There is no question that my Mother lucked out when one vacant room next to the little kitchen became available three years ago. And there is no question that my Mother deserves every good moment. There are frequent deaths in this rest home. The residents are old, or their bodies are weary, and statistically the death rate is high. It is unnerving and in that sense it is good that my Mother does not remember, with a few lovely exceptions, who's who.

But I can finally say I hope my Mother will be lucky enough to die there. In her bed. Maybe even with that look of contentment that perfectly matches her green eyes.

There is one more part of my love affair with my Mother you might be interested in. She and I did not talk to one another for almost nine years. It still surprises me to say that is ancient history. I remind her of that only rarely and she grins at me: "I must have been wrong. Who could stay mad at a daughter like you?"



Thursday, September 01, 2011

Emily Rabbit's One Tough Chick Award

graphics for this award provided by Ms. Robin Lilac by way of kj's birthday present which was really for me. kj added the scythe and I made it polka dot because even a scythe should be designer fun, don't you think?

Hello everyone, it's me Emily Rabbit, writing today to share some very very prestigious news. As you might know I gave some very good advice on preparing for a hurricane and kj did not pay me for it and until today I have been very under-appreciated which is not fair but I try to be brave about it even though I threw frozen peas at kj while she was sleeping on the couch.

BUT!!! Wild Wonderful Wacky Anne of has presented me with very first Scythe Woman's One Tough Chick Award. The recipient is tough and prepared and able to control temper tantrums at least some of the time. In Anne's words:

Emily, I want to congratulate you on being so prepared for the hurricane and sharing it with everyone else in a very interesting blog post. You proved that you were quite tough by preparing and riding things out, and by not throwing a fit when NO ONE e-mailed a thank you, but were polite in bringing it to our attention.

In the future, you have all the rights and privileges associated with being "ONE TOUGH CHICK!" like getting leather chaps and using a scythe like Scythe Woman does. (it would cut flowers faster--heck, it cuts everything faster!)

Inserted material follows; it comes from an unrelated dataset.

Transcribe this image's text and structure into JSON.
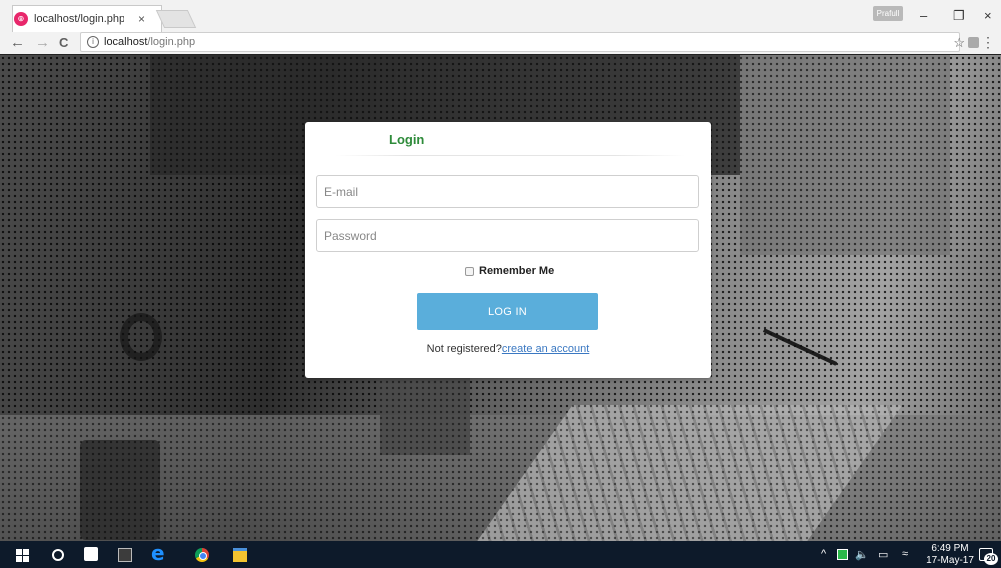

Also, since you had a safety pin in your illustration of how to fix things after the earthquake, I am assuming you're a Punk Rabbit too, so you have the right to wear a Misfits hat like mine. Only TOUGH CHICKS wear those.Now, you'll probably have to make some mischief so you can post this on KJs blog before she knows what you're up to, so I recommend running around fast throwing frozen peas and screaming and knocking things over, then hurry to the computer while everything gets cleaned up.

It is always nice to be so understood.

So in honor of my award I am going to award this award out to certain spunky, brave, competent and maybe even patient people. They don't have to be women, even Mr. Snowbrush and silly Walking Man can be included.

So far only one person I am giving the award to is my best friend Marianne. But I want you to to nominate some people and I will give the award to anyone that anyone else nominates. I don't think you should nominate yourself though but maybe you could pay someone to nominate you even if they don't think you deserve it.

Tell me who you think deserves the One Tough Chick Award and explain why. I will then bestow this very wonderful honor to that person or persons. Later you can give the award to anyone yourself but since I'm the first to get it, I want to give it out myself first so please cooperate.

If you are wondering why this is a One Tough Chick Award and not a One Clever Rabbit Award, you will have to ask Anne but personally I think you should just accept her decision because she knows what she is talking about and really she is one tough chick not one clever rabbit so that may have something to do with it.


Emily V.V. Rabbit